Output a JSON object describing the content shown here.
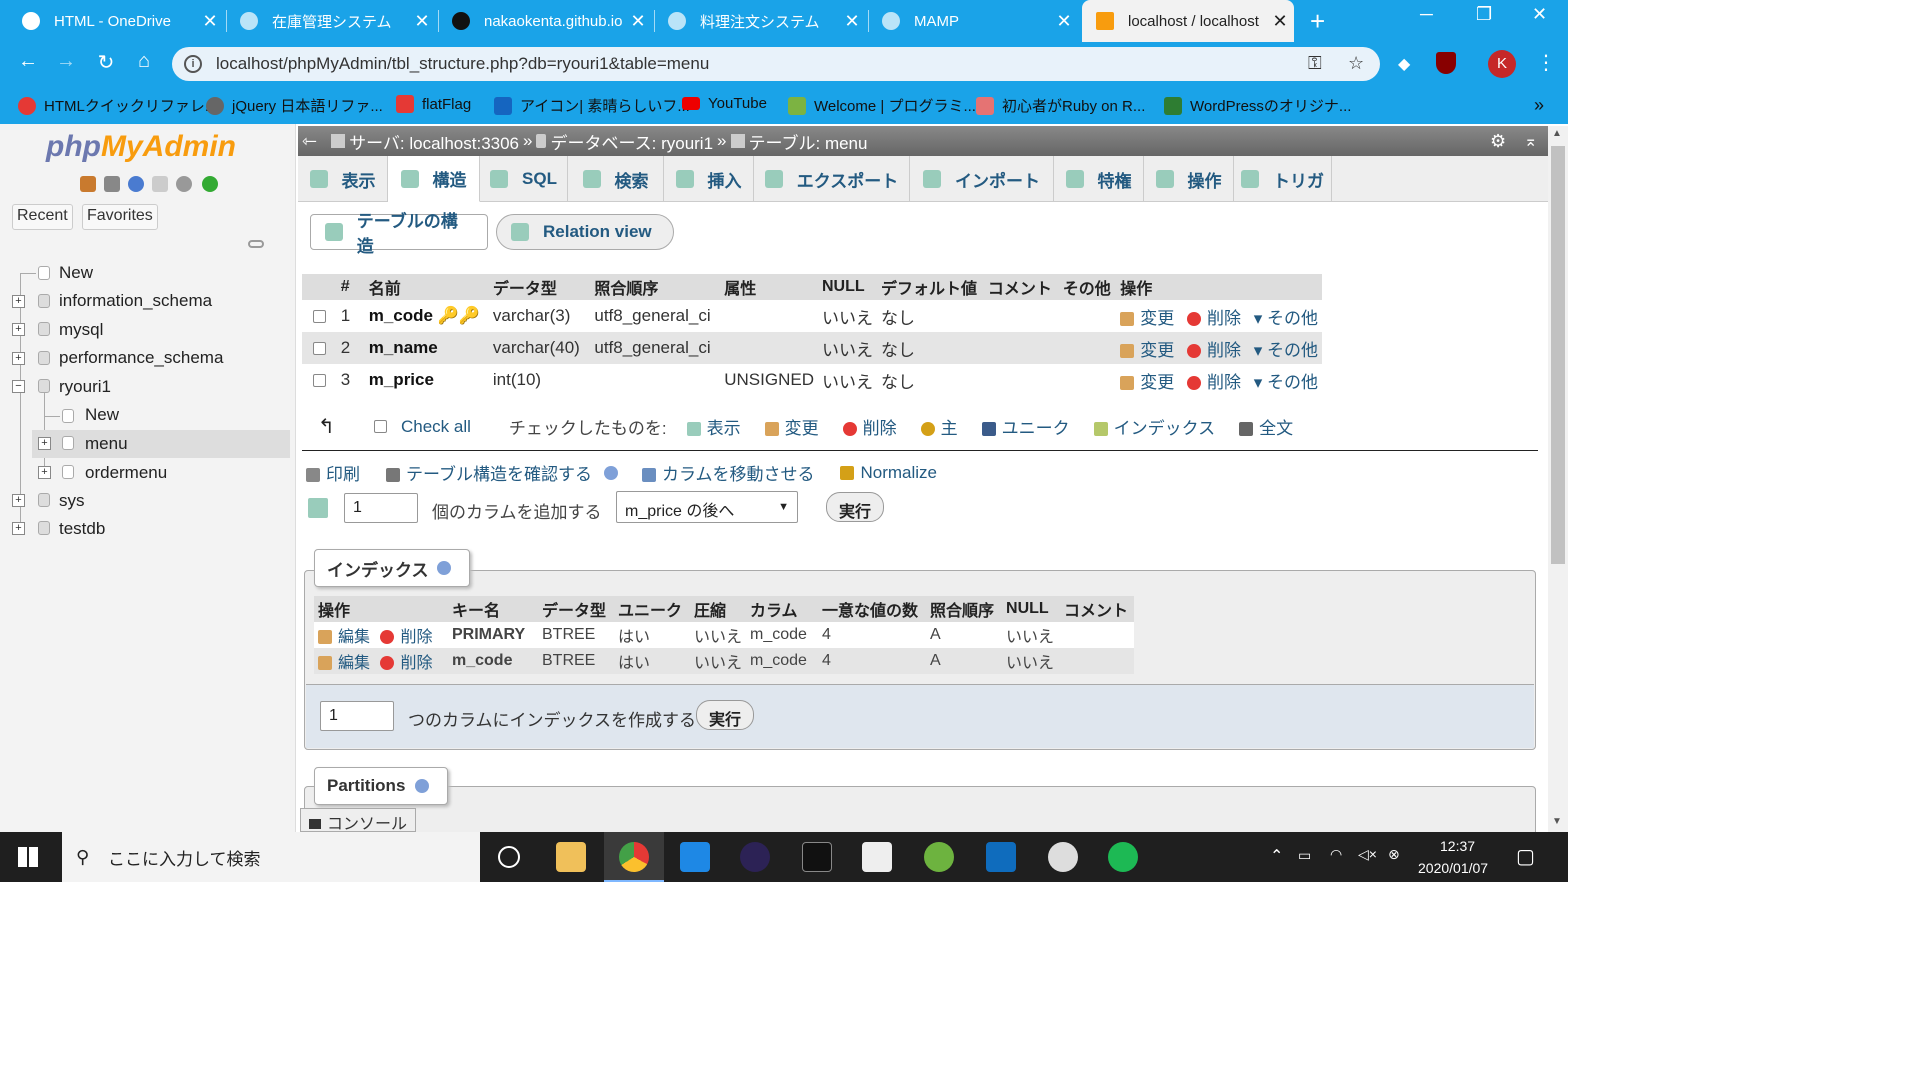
{
  "browser": {
    "tabs": [
      {
        "title": "HTML - OneDrive"
      },
      {
        "title": "在庫管理システム"
      },
      {
        "title": "nakaokenta.github.io"
      },
      {
        "title": "料理注文システム"
      },
      {
        "title": "MAMP"
      },
      {
        "title": "localhost / localhost"
      }
    ],
    "url": "localhost/phpMyAdmin/tbl_structure.php?db=ryouri1&table=menu",
    "profile_initial": "K",
    "bookmarks": [
      "HTMLクイックリファレ...",
      "jQuery 日本語リファ...",
      "flatFlag",
      "アイコン| 素晴らしいフ...",
      "YouTube",
      "Welcome | プログラミ...",
      "初心者がRuby on R...",
      "WordPressのオリジナ..."
    ],
    "more_bookmarks": "»"
  },
  "nav": {
    "logo_a": "php",
    "logo_b": "MyAdmin",
    "recent": "Recent",
    "favorites": "Favorites",
    "tree": [
      "New",
      "information_schema",
      "mysql",
      "performance_schema",
      "ryouri1",
      "New",
      "menu",
      "ordermenu",
      "sys",
      "testdb"
    ]
  },
  "breadcrumb": {
    "server": "サーバ: localhost:3306",
    "sep": "»",
    "database": "データベース: ryouri1",
    "table": "テーブル: menu"
  },
  "tabs": [
    "表示",
    "構造",
    "SQL",
    "検索",
    "挿入",
    "エクスポート",
    "インポート",
    "特権",
    "操作",
    "トリガ"
  ],
  "subtabs": [
    "テーブルの構造",
    "Relation view"
  ],
  "structure": {
    "headers": [
      "#",
      "名前",
      "データ型",
      "照合順序",
      "属性",
      "NULL",
      "デフォルト値",
      "コメント",
      "その他",
      "操作"
    ],
    "rows": [
      {
        "num": "1",
        "name": "m_code",
        "type": "varchar(3)",
        "collation": "utf8_general_ci",
        "attr": "",
        "null": "いいえ",
        "default": "なし"
      },
      {
        "num": "2",
        "name": "m_name",
        "type": "varchar(40)",
        "collation": "utf8_general_ci",
        "attr": "",
        "null": "いいえ",
        "default": "なし"
      },
      {
        "num": "3",
        "name": "m_price",
        "type": "int(10)",
        "collation": "",
        "attr": "UNSIGNED",
        "null": "いいえ",
        "default": "なし"
      }
    ],
    "actions": {
      "change": "変更",
      "drop": "削除",
      "more": "その他"
    }
  },
  "bulk": {
    "check_all": "Check all",
    "with_selected": "チェックしたものを:",
    "items": [
      "表示",
      "変更",
      "削除",
      "主",
      "ユニーク",
      "インデックス",
      "全文"
    ]
  },
  "links": {
    "print": "印刷",
    "propose": "テーブル構造を確認する",
    "move": "カラムを移動させる",
    "normalize": "Normalize"
  },
  "add_columns": {
    "count": "1",
    "label": "個のカラムを追加する",
    "position": "m_price の後へ",
    "go": "実行"
  },
  "indexes": {
    "legend": "インデックス",
    "headers": [
      "操作",
      "キー名",
      "データ型",
      "ユニーク",
      "圧縮",
      "カラム",
      "一意な値の数",
      "照合順序",
      "NULL",
      "コメント"
    ],
    "edit": "編集",
    "drop": "削除",
    "rows": [
      {
        "key": "PRIMARY",
        "type": "BTREE",
        "unique": "はい",
        "packed": "いいえ",
        "column": "m_code",
        "cardinality": "4",
        "collation": "A",
        "null": "いいえ",
        "comment": ""
      },
      {
        "key": "m_code",
        "type": "BTREE",
        "unique": "はい",
        "packed": "いいえ",
        "column": "m_code",
        "cardinality": "4",
        "collation": "A",
        "null": "いいえ",
        "comment": ""
      }
    ],
    "create_count": "1",
    "create_label": "つのカラムにインデックスを作成する",
    "go": "実行"
  },
  "partitions": {
    "legend": "Partitions"
  },
  "console": "コンソール",
  "taskbar": {
    "search_placeholder": "ここに入力して検索",
    "time": "12:37",
    "date": "2020/01/07"
  }
}
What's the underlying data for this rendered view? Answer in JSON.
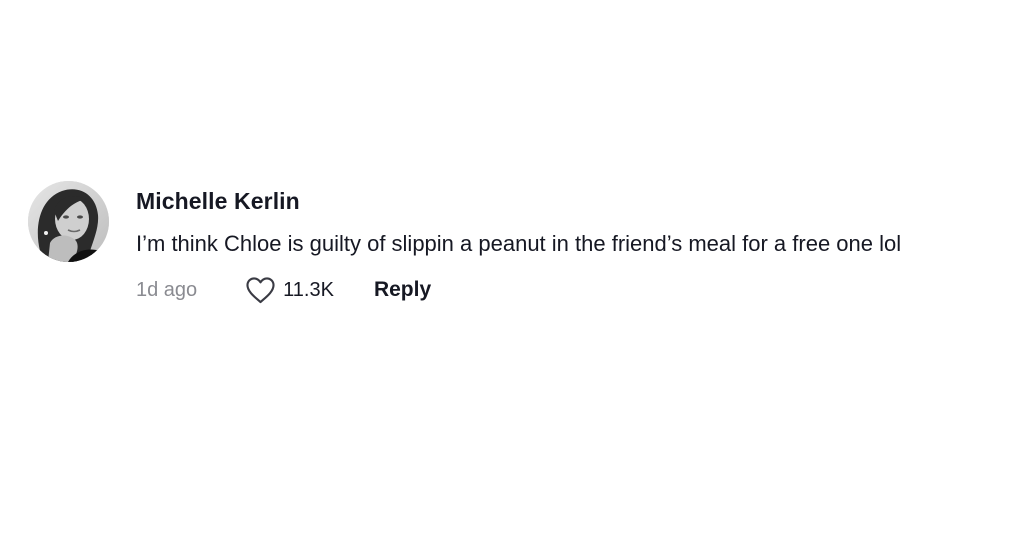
{
  "comment": {
    "username": "Michelle Kerlin",
    "text": "I’m think Chloe is guilty of slippin a peanut in the friend’s meal for a free one lol",
    "timestamp": "1d ago",
    "likes": "11.3K",
    "reply_label": "Reply",
    "avatar_icon": "user-avatar-photo",
    "like_icon": "heart-outline-icon"
  }
}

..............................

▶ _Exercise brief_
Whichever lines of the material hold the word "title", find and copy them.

▶ _Solution to this exercise_
        "title": "HTML - OneDrive"
        "title": "在庫管理システム"
        "title": "nakaokenta.github.io"
        "title": "料理注文システム"
        "title": "MAMP"
        "title": "localhost / localhost"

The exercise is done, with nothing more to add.